■ What the exercise asks
The entries shown below are to be printed in full, unaltered.

■ Excerpted records
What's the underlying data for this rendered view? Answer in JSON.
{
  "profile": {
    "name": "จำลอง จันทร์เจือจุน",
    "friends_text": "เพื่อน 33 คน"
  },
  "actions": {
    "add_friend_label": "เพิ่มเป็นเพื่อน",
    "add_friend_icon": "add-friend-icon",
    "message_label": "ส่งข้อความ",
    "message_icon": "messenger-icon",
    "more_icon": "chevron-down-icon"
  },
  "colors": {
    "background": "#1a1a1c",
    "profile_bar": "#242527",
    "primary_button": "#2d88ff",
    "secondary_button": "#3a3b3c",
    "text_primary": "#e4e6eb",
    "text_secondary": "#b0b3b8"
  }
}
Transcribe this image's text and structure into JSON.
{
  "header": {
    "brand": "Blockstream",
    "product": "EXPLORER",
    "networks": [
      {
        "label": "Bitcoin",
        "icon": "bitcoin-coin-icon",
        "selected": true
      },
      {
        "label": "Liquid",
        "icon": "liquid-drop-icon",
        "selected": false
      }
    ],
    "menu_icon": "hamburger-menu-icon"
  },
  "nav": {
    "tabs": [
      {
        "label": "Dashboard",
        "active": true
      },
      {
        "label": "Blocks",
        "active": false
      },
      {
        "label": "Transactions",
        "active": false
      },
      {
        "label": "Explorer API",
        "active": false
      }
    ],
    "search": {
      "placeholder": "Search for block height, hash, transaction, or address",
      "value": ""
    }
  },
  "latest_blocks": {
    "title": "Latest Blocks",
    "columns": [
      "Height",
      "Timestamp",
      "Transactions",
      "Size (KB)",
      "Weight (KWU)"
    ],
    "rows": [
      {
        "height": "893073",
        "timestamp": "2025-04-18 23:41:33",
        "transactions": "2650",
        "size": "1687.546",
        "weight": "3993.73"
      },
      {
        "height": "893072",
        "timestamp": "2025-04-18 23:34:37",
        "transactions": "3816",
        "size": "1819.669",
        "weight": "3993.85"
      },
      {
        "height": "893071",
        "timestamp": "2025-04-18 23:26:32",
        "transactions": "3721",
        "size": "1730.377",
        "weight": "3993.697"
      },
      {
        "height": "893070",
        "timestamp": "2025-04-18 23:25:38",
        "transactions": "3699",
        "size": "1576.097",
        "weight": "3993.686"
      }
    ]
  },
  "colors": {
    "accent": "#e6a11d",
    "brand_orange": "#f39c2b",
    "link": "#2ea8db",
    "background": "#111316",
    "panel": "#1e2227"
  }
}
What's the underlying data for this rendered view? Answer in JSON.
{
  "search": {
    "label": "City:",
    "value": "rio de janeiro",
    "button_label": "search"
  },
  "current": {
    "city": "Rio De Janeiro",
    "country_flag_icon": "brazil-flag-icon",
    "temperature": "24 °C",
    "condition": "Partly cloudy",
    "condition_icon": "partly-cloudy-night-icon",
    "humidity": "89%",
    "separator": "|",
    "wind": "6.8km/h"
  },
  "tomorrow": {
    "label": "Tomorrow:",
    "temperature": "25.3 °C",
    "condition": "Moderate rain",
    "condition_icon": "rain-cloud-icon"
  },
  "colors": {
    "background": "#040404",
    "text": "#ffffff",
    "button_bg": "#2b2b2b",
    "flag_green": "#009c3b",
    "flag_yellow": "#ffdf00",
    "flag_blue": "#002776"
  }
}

■ Output below
What's the underlying data for this rendered view? Answer in JSON.
{
  "profile": {
    "name": "จำลอง จันทร์เจือจุน",
    "friends_text": "เพื่อน 33 คน"
  },
  "actions": {
    "add_friend_label": "เพิ่มเป็นเพื่อน",
    "add_friend_icon": "add-friend-icon",
    "message_label": "ส่งข้อความ",
    "message_icon": "messenger-icon",
    "more_icon": "chevron-down-icon"
  },
  "colors": {
    "background": "#1a1a1c",
    "profile_bar": "#242527",
    "primary_button": "#2d88ff",
    "secondary_button": "#3a3b3c",
    "text_primary": "#e4e6eb",
    "text_secondary": "#b0b3b8"
  }
}
Transcribe this image's text and structure into JSON.
{
  "header": {
    "brand": "Blockstream",
    "product": "EXPLORER",
    "networks": [
      {
        "label": "Bitcoin",
        "icon": "bitcoin-coin-icon",
        "selected": true
      },
      {
        "label": "Liquid",
        "icon": "liquid-drop-icon",
        "selected": false
      }
    ],
    "menu_icon": "hamburger-menu-icon"
  },
  "nav": {
    "tabs": [
      {
        "label": "Dashboard",
        "active": true
      },
      {
        "label": "Blocks",
        "active": false
      },
      {
        "label": "Transactions",
        "active": false
      },
      {
        "label": "Explorer API",
        "active": false
      }
    ],
    "search": {
      "placeholder": "Search for block height, hash, transaction, or address",
      "value": ""
    }
  },
  "latest_blocks": {
    "title": "Latest Blocks",
    "columns": [
      "Height",
      "Timestamp",
      "Transactions",
      "Size (KB)",
      "Weight (KWU)"
    ],
    "rows": [
      {
        "height": "893073",
        "timestamp": "2025-04-18 23:41:33",
        "transactions": "2650",
        "size": "1687.546",
        "weight": "3993.73"
      },
      {
        "height": "893072",
        "timestamp": "2025-04-18 23:34:37",
        "transactions": "3816",
        "size": "1819.669",
        "weight": "3993.85"
      },
      {
        "height": "893071",
        "timestamp": "2025-04-18 23:26:32",
        "transactions": "3721",
        "size": "1730.377",
        "weight": "3993.697"
      },
      {
        "height": "893070",
        "timestamp": "2025-04-18 23:25:38",
        "transactions": "3699",
        "size": "1576.097",
        "weight": "3993.686"
      }
    ]
  },
  "colors": {
    "accent": "#e6a11d",
    "brand_orange": "#f39c2b",
    "link": "#2ea8db",
    "background": "#111316",
    "panel": "#1e2227"
  }
}
What's the underlying data for this rendered view? Answer in JSON.
{
  "search": {
    "label": "City:",
    "value": "rio de janeiro",
    "button_label": "search"
  },
  "current": {
    "city": "Rio De Janeiro",
    "country_flag_icon": "brazil-flag-icon",
    "temperature": "24 °C",
    "condition": "Partly cloudy",
    "condition_icon": "partly-cloudy-night-icon",
    "humidity": "89%",
    "separator": "|",
    "wind": "6.8km/h"
  },
  "tomorrow": {
    "label": "Tomorrow:",
    "temperature": "25.3 °C",
    "condition": "Moderate rain",
    "condition_icon": "rain-cloud-icon"
  },
  "colors": {
    "background": "#040404",
    "text": "#ffffff",
    "button_bg": "#2b2b2b",
    "flag_green": "#009c3b",
    "flag_yellow": "#ffdf00",
    "flag_blue": "#002776"
  }
}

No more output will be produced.